Last Updated on June 26, 2022 by Laura Turner

After you interview at a medical school, you will likely wait several painstaking weeks before you receive an admissions decision. In the best case, you are accepted to the program and can begin planning the next chapter of your academic life. In the worst case, you receive a rejection letter and are then faced with deciding how to best move forward.
Each of these decisions is concrete. But for many students, the relief of finality remains elusive, as represented in the form of a waitlist decision. If this describes your current situation, here are several ways in which you might secure a positive final decision out of the “maybe” of a waitlist letter.
1.) Strengthen your application with additional academic, employment, research, and volunteer opportunities, and update your prospective school
For many prospective medical students, waitlist decisions are received while courses are in progress or before new jobs begin. If you are holding a waitlist decision, and if you have any critical updates—such as an increase in GPA, a research publication, or a position in a health setting that exposes you to a new population—be sure to inform the appropriate admissions committees. This may involve uploading a document to your applicant portal, or writing an email. Structure your update as a formal business letter, using formal language and signing with your complete name. Address your letter to the dean of admissions and/or the admissions committee. (If you are uncertain about which option to choose, contact the program.) Whenever possible, include the dean’s actual name, which was likely made known to you on your interview day. Otherwise, it can easily be found online.

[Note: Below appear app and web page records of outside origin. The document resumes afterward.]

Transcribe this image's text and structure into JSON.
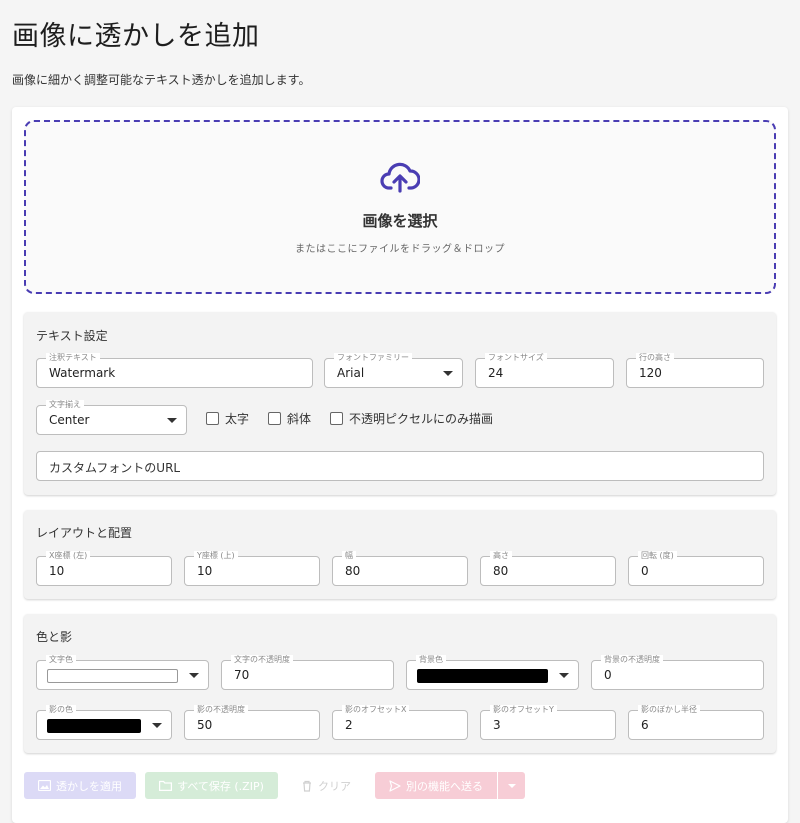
{
  "page": {
    "title": "画像に透かしを追加",
    "description": "画像に細かく調整可能なテキスト透かしを追加します。"
  },
  "dropzone": {
    "title": "画像を選択",
    "subtitle": "またはここにファイルをドラッグ＆ドロップ",
    "icon": "cloud-upload-icon"
  },
  "text_settings": {
    "title": "テキスト設定",
    "watermark_text": {
      "label": "注釈テキスト",
      "value": "Watermark"
    },
    "font_family": {
      "label": "フォントファミリー",
      "value": "Arial"
    },
    "font_size": {
      "label": "フォントサイズ",
      "value": "24"
    },
    "line_height": {
      "label": "行の高さ",
      "value": "120"
    },
    "text_align": {
      "label": "文字揃え",
      "value": "Center"
    },
    "bold_label": "太字",
    "italic_label": "斜体",
    "opaque_only_label": "不透明ピクセルにのみ描画",
    "custom_font": {
      "placeholder": "カスタムフォントのURL"
    }
  },
  "layout": {
    "title": "レイアウトと配置",
    "x": {
      "label": "X座標 (左)",
      "value": "10"
    },
    "y": {
      "label": "Y座標 (上)",
      "value": "10"
    },
    "width": {
      "label": "幅",
      "value": "80"
    },
    "height": {
      "label": "高さ",
      "value": "80"
    },
    "rotation": {
      "label": "回転 (度)",
      "value": "0"
    }
  },
  "colors": {
    "title": "色と影",
    "text_color": {
      "label": "文字色",
      "value": "#ffffff"
    },
    "text_opacity": {
      "label": "文字の不透明度",
      "value": "70"
    },
    "background_color": {
      "label": "背景色",
      "value": "#000000"
    },
    "background_opacity": {
      "label": "背景の不透明度",
      "value": "0"
    },
    "shadow_color": {
      "label": "影の色",
      "value": "#000000"
    },
    "shadow_opacity": {
      "label": "影の不透明度",
      "value": "50"
    },
    "shadow_offset_x": {
      "label": "影のオフセットX",
      "value": "2"
    },
    "shadow_offset_y": {
      "label": "影のオフセットY",
      "value": "3"
    },
    "shadow_blur": {
      "label": "影のぼかし半径",
      "value": "6"
    }
  },
  "actions": {
    "apply": "透かしを適用",
    "save_all": "すべて保存 (.ZIP)",
    "clear": "クリア",
    "send": "別の機能へ送る"
  },
  "theme": {
    "accent": "#4a3db3",
    "apply_bg": "#dcdaf6",
    "save_bg": "#d5ecd8",
    "send_bg": "#f7cdd6"
  }
}
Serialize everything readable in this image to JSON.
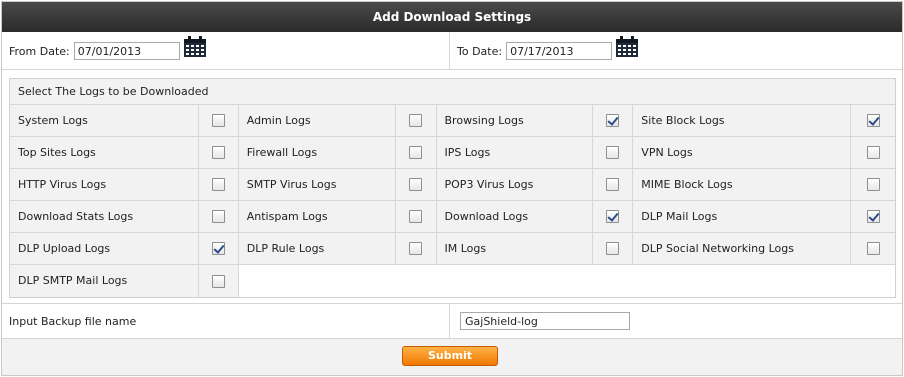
{
  "title": "Add Download Settings",
  "dates": {
    "from_label": "From Date:",
    "from_value": "07/01/2013",
    "to_label": "To Date:",
    "to_value": "07/17/2013"
  },
  "logs": {
    "header": "Select The Logs to be Downloaded",
    "rows": [
      [
        {
          "label": "System Logs",
          "checked": false
        },
        {
          "label": "Admin Logs",
          "checked": false
        },
        {
          "label": "Browsing Logs",
          "checked": true
        },
        {
          "label": "Site Block Logs",
          "checked": true
        }
      ],
      [
        {
          "label": "Top Sites Logs",
          "checked": false
        },
        {
          "label": "Firewall Logs",
          "checked": false
        },
        {
          "label": "IPS Logs",
          "checked": false
        },
        {
          "label": "VPN Logs",
          "checked": false
        }
      ],
      [
        {
          "label": "HTTP Virus Logs",
          "checked": false
        },
        {
          "label": "SMTP Virus Logs",
          "checked": false
        },
        {
          "label": "POP3 Virus Logs",
          "checked": false
        },
        {
          "label": "MIME Block Logs",
          "checked": false
        }
      ],
      [
        {
          "label": "Download Stats Logs",
          "checked": false
        },
        {
          "label": "Antispam Logs",
          "checked": false
        },
        {
          "label": "Download Logs",
          "checked": true
        },
        {
          "label": "DLP Mail Logs",
          "checked": true
        }
      ],
      [
        {
          "label": "DLP Upload Logs",
          "checked": true
        },
        {
          "label": "DLP Rule Logs",
          "checked": false
        },
        {
          "label": "IM Logs",
          "checked": false
        },
        {
          "label": "DLP Social Networking Logs",
          "checked": false
        }
      ],
      [
        {
          "label": "DLP SMTP Mail Logs",
          "checked": false
        }
      ]
    ]
  },
  "backup": {
    "label": "Input Backup file name",
    "value": "GajShield-log"
  },
  "submit_label": "Submit",
  "icons": {
    "calendar": "calendar-icon"
  },
  "colors": {
    "title_bar": "#333333",
    "submit": "#f07800",
    "check": "#2a4d8f"
  }
}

Do note that certain medical schools will provide specific instructions for submitting updates. If this is true in your instance, follow them.
2.) Write a sincere letter of intent
Letters of intent are generally written at the conclusion of the admissions cycle, when most application decisions have been released. If you have been waitlisted at a medical school that you very much wish to attend, composing a letter of intent is a great way to respond to your waitlist decision.
Inform the admissions committee that you would like to attend its program—even (and especially) if you have a spot elsewhere. Detail the reasons why you think the incoming class will benefit from your inclusion, as well as why you believe this school suits you better than any other. Avoid belittling another program, and do not use any language that could be construed as desperate. Again, address your letter of intent to the dean and/or the admissions committee. Depending on your medical school’s preferences, your letter can be sent via email or the postal service.
3.) Avoid contacting the admissions office too frequently
Some students may believe that demonstrated interest is best represented by calling or emailing admissions committees on a daily or weekly basis—often with unnecessary updates or questions regarding their position on the waitlist. In the same way that you might be irritated if someone were to inundate you with excess information or redundant questions, admissions staff can quickly grow annoyed. Limit your updates to truly significant events, and ensure your questions are genuine. Above all else, remember that there is a line between respectfully indicating your interest and harassing the admissions committee.